37. The SFBC agrees that the supervisory approach to assess liquidity risks needs improvement. In this context, considering resources and other priorities, the liquidity supervision approach for the two large banks was reviewed in the second half of 2006. A new assessment method of bank-specific liquidity was introduced in December 2006 in the context of the internal rating system of the two large banks. Further, the SFBC participates in the current efforts of the Basel Committee to review the international supervisory standards for assessing bank-specific liquidity risks and will consider the improvements in this area and examine their implementation in the Swiss banking regulation.


Prepared by Teresa Rutledge (U.S. Banking supervision expert, Office of the Comptroller of the Currency).


FOPI is the supervisor for the insurance/reinsurance sector and the MLCA supervises the so-called nonbanking, noninsurance sector (e.g., asset management agencies, fiduciaries, bureaux de change), either indirectly (through SROs) or directly.


Switzerland was assessed as compliant with Principles 2–25 and largely compliant with Principle 1.


These entities are not licensed or regulated as financial institutions.

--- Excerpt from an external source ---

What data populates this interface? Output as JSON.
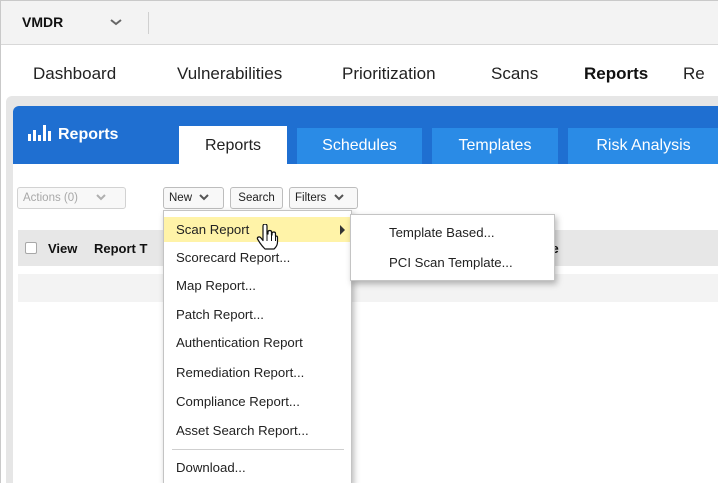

Quantitative Impact Study Switzerland 5 (QIS-CH 5). The two large banks were excluded as they participated in the international QIS 5